Every author needs a website, it’s a simple as that. It’s your central hub for everything, like your online house. Luckily for you, what’s actually on your website is pretty simple. The basics are:
- Home (your default landing page)
- About You (aka Author Bio)
- Your Books
- Newsletter Signup
You can add whatever else you want for shits and grins—I certainly have!—but those are the essential tabs.
The reason a website is so important to an author is because it’s the only one-stop-shop for all your books, the place where people can sign up for your newsletter, where people can engage with you, and where people can get info on your upcoming work.
A good way to decide on your website layout is to simply sit down with a pencil and paper and jot down a mind map of what you want on your website. It might be as simple as the basics above, especially if you’re just starting out and don’t have a lot of work to promote yet. If you’re writing non-fiction or fiction heavily influenced by real events, for instance, you might include more tabs with relevant info or links to other sources. It’s up to you, and you can change it later.
At their core, author websites are basically all the same; the difference is how the information is presented. You’re promoting your books by letting people know about your books, and also a little bit about yourself. That’s it. I recommend perusing the websites of other professional authors, finding one you really like, and copying that layout.
The hard part is futzing with the aesthetics to get everything on your website to look the way you want it to. It might require some computer know-how the average person probably doesn’t have, especially when you run into problems. I resolved this issue by enlisting my husband, a computer programmer, to do it for me (favors of a sexual nature might’ve been exchanged…).
There are several services that allow you to create a fully-formed website, like Wix or Weebly, and others that allow you to manage internet content to essentially create a website, like WordPress. The difference is like baking a cake: you can either buy a mix if you want something simple and don’t intend to change the recipe (Wix/Weebly), or you can make it from scratch and get creative (WordPress, or straight-up coding your own from the internet ether if you’ve got the skillz).
I use WordPress because that’s what my husband set up for me when I asked him to help me make a website, though I’ve since learned enough HTML code to maintain it mostly by myself. Sometimes I still need his help though, and it goes something like this:
Me: Can you add a newsletter signup form to the left of my webpage?
Hubby: That’ll be three blow jobs.
Hubby: Two and a hand job.
Me: Fine. Put it on my tab.
Good thing hubby doesn’t read these posts!
Anyway.

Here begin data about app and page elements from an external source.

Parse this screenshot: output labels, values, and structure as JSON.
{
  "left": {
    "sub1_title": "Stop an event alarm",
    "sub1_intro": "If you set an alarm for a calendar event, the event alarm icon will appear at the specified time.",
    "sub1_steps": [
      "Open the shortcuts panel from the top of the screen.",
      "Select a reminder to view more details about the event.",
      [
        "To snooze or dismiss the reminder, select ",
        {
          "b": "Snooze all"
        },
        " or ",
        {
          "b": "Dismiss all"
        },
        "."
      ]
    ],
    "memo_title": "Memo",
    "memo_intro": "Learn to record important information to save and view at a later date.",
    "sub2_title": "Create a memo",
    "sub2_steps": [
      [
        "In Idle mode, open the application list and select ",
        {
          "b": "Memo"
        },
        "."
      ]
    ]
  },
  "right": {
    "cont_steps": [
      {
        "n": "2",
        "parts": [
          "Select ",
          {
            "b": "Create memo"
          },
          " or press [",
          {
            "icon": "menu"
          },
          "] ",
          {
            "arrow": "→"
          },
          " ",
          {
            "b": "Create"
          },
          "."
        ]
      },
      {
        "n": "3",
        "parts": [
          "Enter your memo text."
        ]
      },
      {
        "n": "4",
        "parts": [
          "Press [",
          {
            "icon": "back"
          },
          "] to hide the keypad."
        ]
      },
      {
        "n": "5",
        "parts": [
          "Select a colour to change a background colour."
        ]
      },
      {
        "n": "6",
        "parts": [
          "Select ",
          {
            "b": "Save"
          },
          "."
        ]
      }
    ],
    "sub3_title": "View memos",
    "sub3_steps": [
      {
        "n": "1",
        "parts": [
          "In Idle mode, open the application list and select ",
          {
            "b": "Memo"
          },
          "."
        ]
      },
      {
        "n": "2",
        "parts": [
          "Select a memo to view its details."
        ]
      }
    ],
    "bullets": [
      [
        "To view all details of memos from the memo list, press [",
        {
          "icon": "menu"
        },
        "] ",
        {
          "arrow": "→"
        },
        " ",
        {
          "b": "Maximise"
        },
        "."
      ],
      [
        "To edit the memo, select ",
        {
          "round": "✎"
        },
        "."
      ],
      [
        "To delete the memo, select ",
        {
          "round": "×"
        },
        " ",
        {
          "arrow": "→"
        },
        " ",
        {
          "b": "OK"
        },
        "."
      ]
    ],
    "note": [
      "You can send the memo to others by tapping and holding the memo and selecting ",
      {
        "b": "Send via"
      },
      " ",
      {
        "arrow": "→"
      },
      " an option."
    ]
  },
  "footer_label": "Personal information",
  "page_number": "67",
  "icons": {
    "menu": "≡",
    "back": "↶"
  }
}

You also have the option of just hiring someone to do it for you, but I’m not a fan of hiring anyone to do anything for you, writing career-wise; I’ve tried—editing, marketing—and it’s never been worth the money. Since author websites don’t need to be complicated, I suggest just sucking it up and doing it yourself.
Or, you know, sucking and getting someone else to do it for you, like I did. That is, honestly, your best option.
So naughty!! Heh, I kill me. Why hello, gutter, how are you? I’m a little bored, actually. That’s how I ended up here.